Start of Block
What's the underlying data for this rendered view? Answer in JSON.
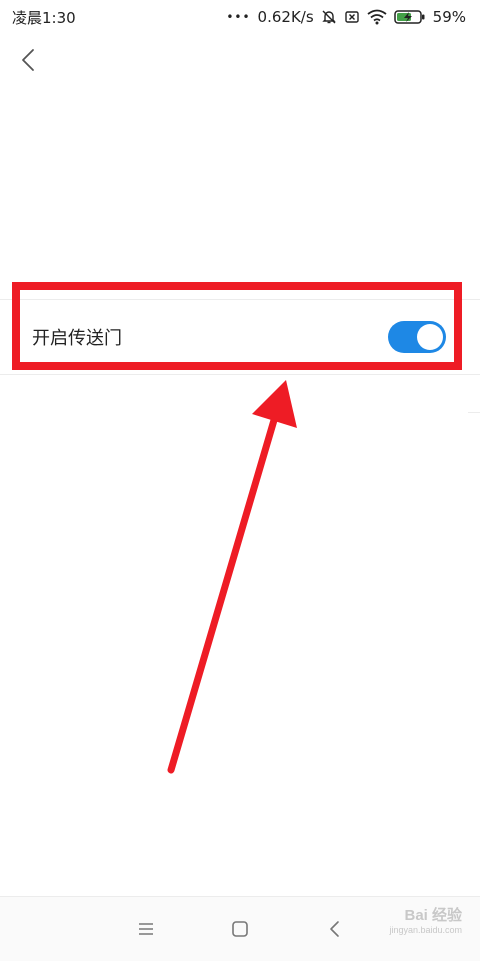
{
  "status_bar": {
    "time": "凌晨1:30",
    "dots": "•••",
    "speed": "0.62K/s",
    "battery": "59%",
    "icons": [
      "bell-mute-icon",
      "sim-disabled-icon",
      "wifi-icon",
      "battery-charging-icon"
    ]
  },
  "header": {
    "back_icon": "chevron-left-icon"
  },
  "setting": {
    "label": "开启传送门",
    "toggle_on": true,
    "accent_color": "#1e88e5"
  },
  "annotation": {
    "highlight_color": "#ee1c25"
  },
  "nav_bar": {
    "icons": [
      "menu-icon",
      "home-icon",
      "back-icon"
    ]
  },
  "watermark": {
    "main": "Bai 经验",
    "sub": "jingyan.baidu.com"
  }
}
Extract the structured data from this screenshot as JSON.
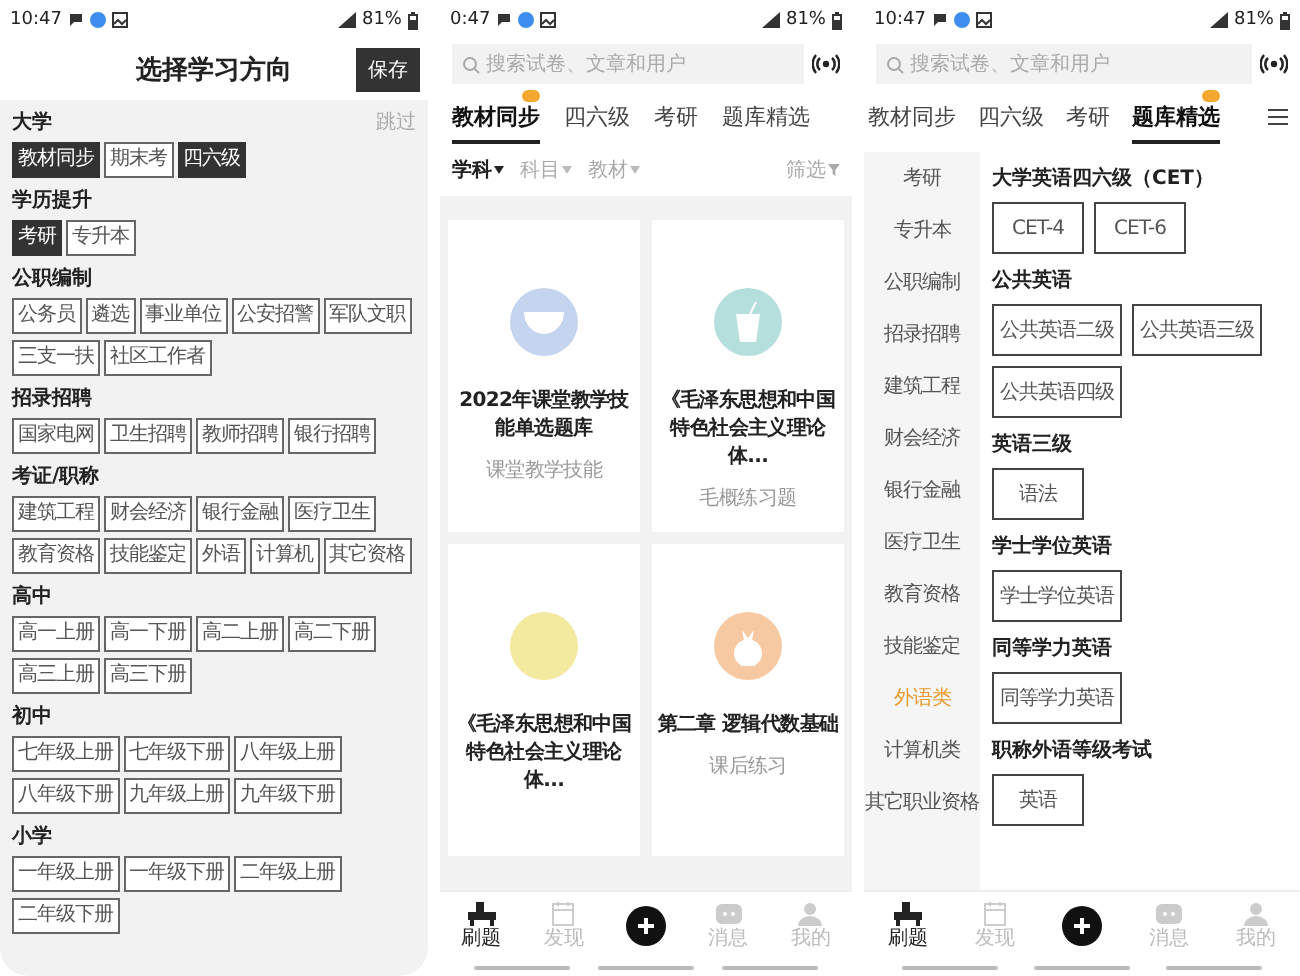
{
  "screens": [
    {
      "kind": "direction_picker",
      "status_bar": {
        "time": "10:47",
        "battery": "81%"
      },
      "title": "选择学习方向",
      "save_button": "保存",
      "skip_link": "跳过",
      "groups": [
        {
          "title": "大学",
          "chips": [
            {
              "label": "教材同步",
              "selected": true
            },
            {
              "label": "期末考",
              "selected": false
            },
            {
              "label": "四六级",
              "selected": true
            }
          ]
        },
        {
          "title": "学历提升",
          "chips": [
            {
              "label": "考研",
              "selected": true
            },
            {
              "label": "专升本",
              "selected": false
            }
          ]
        },
        {
          "title": "公职编制",
          "chips": [
            {
              "label": "公务员",
              "selected": false
            },
            {
              "label": "遴选",
              "selected": false
            },
            {
              "label": "事业单位",
              "selected": false
            },
            {
              "label": "公安招警",
              "selected": false
            },
            {
              "label": "军队文职",
              "selected": false
            },
            {
              "label": "三支一扶",
              "selected": false
            },
            {
              "label": "社区工作者",
              "selected": false
            }
          ]
        },
        {
          "title": "招录招聘",
          "chips": [
            {
              "label": "国家电网",
              "selected": false
            },
            {
              "label": "卫生招聘",
              "selected": false
            },
            {
              "label": "教师招聘",
              "selected": false
            },
            {
              "label": "银行招聘",
              "selected": false
            }
          ]
        },
        {
          "title": "考证/职称",
          "chips": [
            {
              "label": "建筑工程",
              "selected": false
            },
            {
              "label": "财会经济",
              "selected": false
            },
            {
              "label": "银行金融",
              "selected": false
            },
            {
              "label": "医疗卫生",
              "selected": false
            },
            {
              "label": "教育资格",
              "selected": false
            },
            {
              "label": "技能鉴定",
              "selected": false
            },
            {
              "label": "外语",
              "selected": false
            },
            {
              "label": "计算机",
              "selected": false
            },
            {
              "label": "其它资格",
              "selected": false
            }
          ]
        },
        {
          "title": "高中",
          "chips": [
            {
              "label": "高一上册",
              "selected": false
            },
            {
              "label": "高一下册",
              "selected": false
            },
            {
              "label": "高二上册",
              "selected": false
            },
            {
              "label": "高二下册",
              "selected": false
            },
            {
              "label": "高三上册",
              "selected": false
            },
            {
              "label": "高三下册",
              "selected": false
            }
          ]
        },
        {
          "title": "初中",
          "chips": [
            {
              "label": "七年级上册",
              "selected": false
            },
            {
              "label": "七年级下册",
              "selected": false
            },
            {
              "label": "八年级上册",
              "selected": false
            },
            {
              "label": "八年级下册",
              "selected": false
            },
            {
              "label": "九年级上册",
              "selected": false
            },
            {
              "label": "九年级下册",
              "selected": false
            }
          ]
        },
        {
          "title": "小学",
          "chips": [
            {
              "label": "一年级上册",
              "selected": false
            },
            {
              "label": "一年级下册",
              "selected": false
            },
            {
              "label": "二年级上册",
              "selected": false
            },
            {
              "label": "二年级下册",
              "selected": false
            }
          ]
        }
      ]
    },
    {
      "kind": "feed",
      "status_bar": {
        "time": "0:47",
        "battery": "81%"
      },
      "search": {
        "placeholder": "搜索试卷、文章和用户"
      },
      "tabs": [
        {
          "label": "教材同步",
          "selected": true,
          "hot": true
        },
        {
          "label": "四六级",
          "selected": false,
          "hot": false
        },
        {
          "label": "考研",
          "selected": false,
          "hot": false
        },
        {
          "label": "题库精选",
          "selected": false,
          "hot": false
        }
      ],
      "filters": [
        {
          "label": "学科",
          "selected": true
        },
        {
          "label": "科目",
          "selected": false
        },
        {
          "label": "教材",
          "selected": false
        }
      ],
      "filter_button": "筛选",
      "cards": [
        {
          "title": "2022年课堂教学技能单选题库",
          "subtitle": "课堂教学技能",
          "kind": "bowl",
          "color": "#c5d5ef"
        },
        {
          "title": "《毛泽东思想和中国特色社会主义理论体...",
          "subtitle": "毛概练习题",
          "kind": "cup",
          "color": "#b5dfdc"
        },
        {
          "title": "《毛泽东思想和中国特色社会主义理论体...",
          "kind": "grain",
          "color": "#f3eaa0"
        },
        {
          "title": "第二章 逻辑代数基础",
          "subtitle": "课后练习",
          "kind": "sack",
          "color": "#f6c9a2"
        }
      ],
      "nav": [
        {
          "kind": "desk",
          "label": "刷题",
          "selected": true
        },
        {
          "kind": "notebook",
          "label": "发现",
          "selected": false
        },
        {
          "kind": "add"
        },
        {
          "kind": "chat",
          "label": "消息",
          "selected": false
        },
        {
          "kind": "person",
          "label": "我的",
          "selected": false
        }
      ]
    },
    {
      "kind": "catalog",
      "status_bar": {
        "time": "10:47",
        "battery": "81%"
      },
      "search": {
        "placeholder": "搜索试卷、文章和用户"
      },
      "tabs": [
        {
          "label": "教材同步",
          "selected": false,
          "hot": false
        },
        {
          "label": "四六级",
          "selected": false,
          "hot": false
        },
        {
          "label": "考研",
          "selected": false,
          "hot": false
        },
        {
          "label": "题库精选",
          "selected": true,
          "hot": true
        }
      ],
      "categories": [
        {
          "label": "考研",
          "selected": false
        },
        {
          "label": "专升本",
          "selected": false
        },
        {
          "label": "公职编制",
          "selected": false
        },
        {
          "label": "招录招聘",
          "selected": false
        },
        {
          "label": "建筑工程",
          "selected": false
        },
        {
          "label": "财会经济",
          "selected": false
        },
        {
          "label": "银行金融",
          "selected": false
        },
        {
          "label": "医疗卫生",
          "selected": false
        },
        {
          "label": "教育资格",
          "selected": false
        },
        {
          "label": "技能鉴定",
          "selected": false
        },
        {
          "label": "外语类",
          "selected": true
        },
        {
          "label": "计算机类",
          "selected": false
        },
        {
          "label": "其它职业资格",
          "selected": false
        }
      ],
      "sections": [
        {
          "title": "大学英语四六级（CET）",
          "options": [
            "CET-4",
            "CET-6"
          ]
        },
        {
          "title": "公共英语",
          "options": [
            "公共英语二级",
            "公共英语三级",
            "公共英语四级"
          ]
        },
        {
          "title": "英语三级",
          "options": [
            "语法"
          ]
        },
        {
          "title": "学士学位英语",
          "options": [
            "学士学位英语"
          ]
        },
        {
          "title": "同等学力英语",
          "options": [
            "同等学力英语"
          ]
        },
        {
          "title": "职称外语等级考试",
          "options": [
            "英语"
          ]
        }
      ],
      "nav": [
        {
          "kind": "desk",
          "label": "刷题",
          "selected": true
        },
        {
          "kind": "notebook",
          "label": "发现",
          "selected": false
        },
        {
          "kind": "add"
        },
        {
          "kind": "chat",
          "label": "消息",
          "selected": false
        },
        {
          "kind": "person",
          "label": "我的",
          "selected": false
        }
      ]
    }
  ]
}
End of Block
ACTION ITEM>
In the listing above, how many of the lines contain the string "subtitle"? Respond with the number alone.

ANSWER FOR THIS EXERCISE>
3